Question/Concept History

Starting in 1999, the American Community Survey questions differ from the 1996-1998 questions in that the labels on the write-in spaces and format of the skip instructions were modified to provide clarifications.

Beginning in 2004, the category, "Public transportation" for means of transportation was tabulated to exclude workers who used taxicab as their means of transportation.

The 2004 American Community Survey marked the first time that workplace-based tables were released as a part of a standard census data product.

Limitation of the Data

Beginning in 2006, the group quarters (GQ) population is included in the ACS. Some types of GQ populations have place of work distributions that are different from the household population. The inclusion of the GQ population could therefore have a noticeable impact on the place of work distribution. This is particularly true for areas with a substantial GQ population.

The data on place of work is related to a reference week, that is, the calendar week preceding the date on which the respondents completed their questionnaires or were interviewed. This week is not the same for all respondents because data were collected over a 12-month period. The lack of a uniform reference week means that the place-of-work data reported in the survey will not exactly match the distribution of workplace locations observed or measured during an actual workweek.
The place-of-work data are estimates of people 16 years and over who were both employed and at work during the reference week (including people in the Armed Forces). People who did not work during the reference week but had jobs or businesses from which they were temporarily absent due to illness, bad weather, industrial dispute, vacation, or other personal reasons are not included in the place-of-work data. Therefore, the data on place of work understate the total number of jobs or total employment in a geographic area during the reference week. It also should be noted that people who had irregular, casual, or unstructured jobs during the reference week might have erroneously reported themselves as not working.

The address where the individual worked most often during the reference week was recorded on the questionnaire. If a worker held two jobs, only data about the primary job (the job where one worked the greatest number of hours during the preceding week) was requested. People who regularly worked in several locations during the reference week were requested to give the address at which they began work each day. For cases in which daily work was not begun at a central place each day, the respondent was asked to provide as much information as possible to describe the area in which he or she worked most during the reference week.

Comparability

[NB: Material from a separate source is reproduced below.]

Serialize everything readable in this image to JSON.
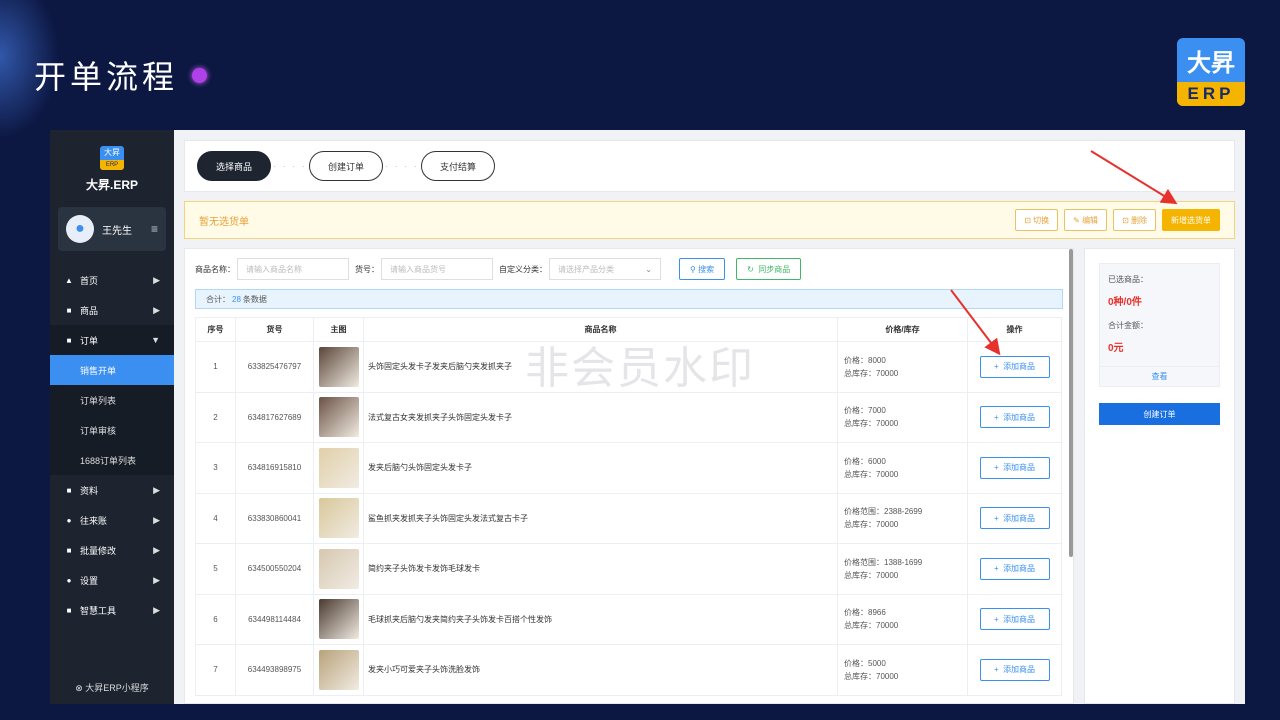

This data source is comparable to the decennial censuses for all journey to work variables. Since both the American Community Survey and the decennial censuses are related to a "reference week" that has some variability, the data do not reflect any single week. Since the American Community Survey data are collected over 12 months, the reference week in American Community Survey has a greater range of variation. (See "Reference Week.")
For more detailed information regarding the difference of place of work and journey to work in the ACS and Census 2000, see Estimates about Journey to Work from the 2005 ACS, C2SS, and Census 2000 on the ACS website (http://www.census.gov/acs).

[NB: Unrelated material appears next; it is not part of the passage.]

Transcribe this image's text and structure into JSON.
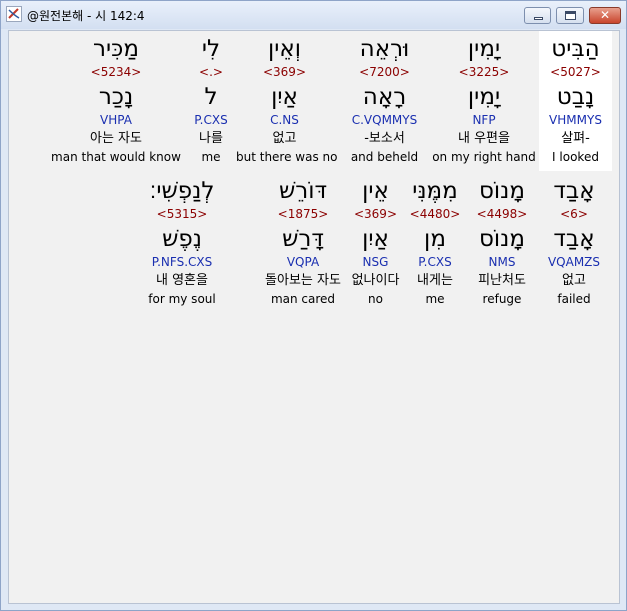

See 2012 Code List on the ACS website (http://www.census.gov/acs) for Place of Work Code List.